__WHAT YOU WILL DO__
Reproduce the data shown below exactly.

◆ ◆ ◆ ◆ ◆ ◆ ◆

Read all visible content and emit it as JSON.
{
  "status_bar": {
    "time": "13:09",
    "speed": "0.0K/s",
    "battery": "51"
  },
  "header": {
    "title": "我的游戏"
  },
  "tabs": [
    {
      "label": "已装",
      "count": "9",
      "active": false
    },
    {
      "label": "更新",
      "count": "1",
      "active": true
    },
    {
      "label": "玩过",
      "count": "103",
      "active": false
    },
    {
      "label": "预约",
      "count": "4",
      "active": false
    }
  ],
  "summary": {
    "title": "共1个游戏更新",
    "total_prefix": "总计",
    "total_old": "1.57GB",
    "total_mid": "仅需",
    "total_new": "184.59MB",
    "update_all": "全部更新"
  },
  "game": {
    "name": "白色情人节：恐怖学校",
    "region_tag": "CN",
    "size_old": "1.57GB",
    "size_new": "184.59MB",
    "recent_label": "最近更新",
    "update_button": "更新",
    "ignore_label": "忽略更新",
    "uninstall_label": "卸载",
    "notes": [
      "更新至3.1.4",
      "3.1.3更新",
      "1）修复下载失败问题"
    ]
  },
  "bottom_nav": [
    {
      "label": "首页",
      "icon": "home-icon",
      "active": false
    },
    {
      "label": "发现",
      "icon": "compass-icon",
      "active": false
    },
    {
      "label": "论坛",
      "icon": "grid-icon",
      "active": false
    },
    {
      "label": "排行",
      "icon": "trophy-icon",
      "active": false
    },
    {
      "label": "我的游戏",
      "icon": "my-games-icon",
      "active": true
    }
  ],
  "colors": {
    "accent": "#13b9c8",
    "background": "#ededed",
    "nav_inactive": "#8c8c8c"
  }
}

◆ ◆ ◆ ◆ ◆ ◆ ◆

__REPLY__
Read all visible content and emit it as JSON.
{
  "status_bar": {
    "time": "13:09",
    "speed": "0.0K/s",
    "battery": "51"
  },
  "header": {
    "title": "我的游戏"
  },
  "tabs": [
    {
      "label": "已装",
      "count": "9",
      "active": false
    },
    {
      "label": "更新",
      "count": "1",
      "active": true
    },
    {
      "label": "玩过",
      "count": "103",
      "active": false
    },
    {
      "label": "预约",
      "count": "4",
      "active": false
    }
  ],
  "summary": {
    "title": "共1个游戏更新",
    "total_prefix": "总计",
    "total_old": "1.57GB",
    "total_mid": "仅需",
    "total_new": "184.59MB",
    "update_all": "全部更新"
  },
  "game": {
    "name": "白色情人节：恐怖学校",
    "region_tag": "CN",
    "size_old": "1.57GB",
    "size_new": "184.59MB",
    "recent_label": "最近更新",
    "update_button": "更新",
    "ignore_label": "忽略更新",
    "uninstall_label": "卸载",
    "notes": [
      "更新至3.1.4",
      "3.1.3更新",
      "1）修复下载失败问题"
    ]
  },
  "bottom_nav": [
    {
      "label": "首页",
      "icon": "home-icon",
      "active": false
    },
    {
      "label": "发现",
      "icon": "compass-icon",
      "active": false
    },
    {
      "label": "论坛",
      "icon": "grid-icon",
      "active": false
    },
    {
      "label": "排行",
      "icon": "trophy-icon",
      "active": false
    },
    {
      "label": "我的游戏",
      "icon": "my-games-icon",
      "active": true
    }
  ],
  "colors": {
    "accent": "#13b9c8",
    "background": "#ededed",
    "nav_inactive": "#8c8c8c"
  }
}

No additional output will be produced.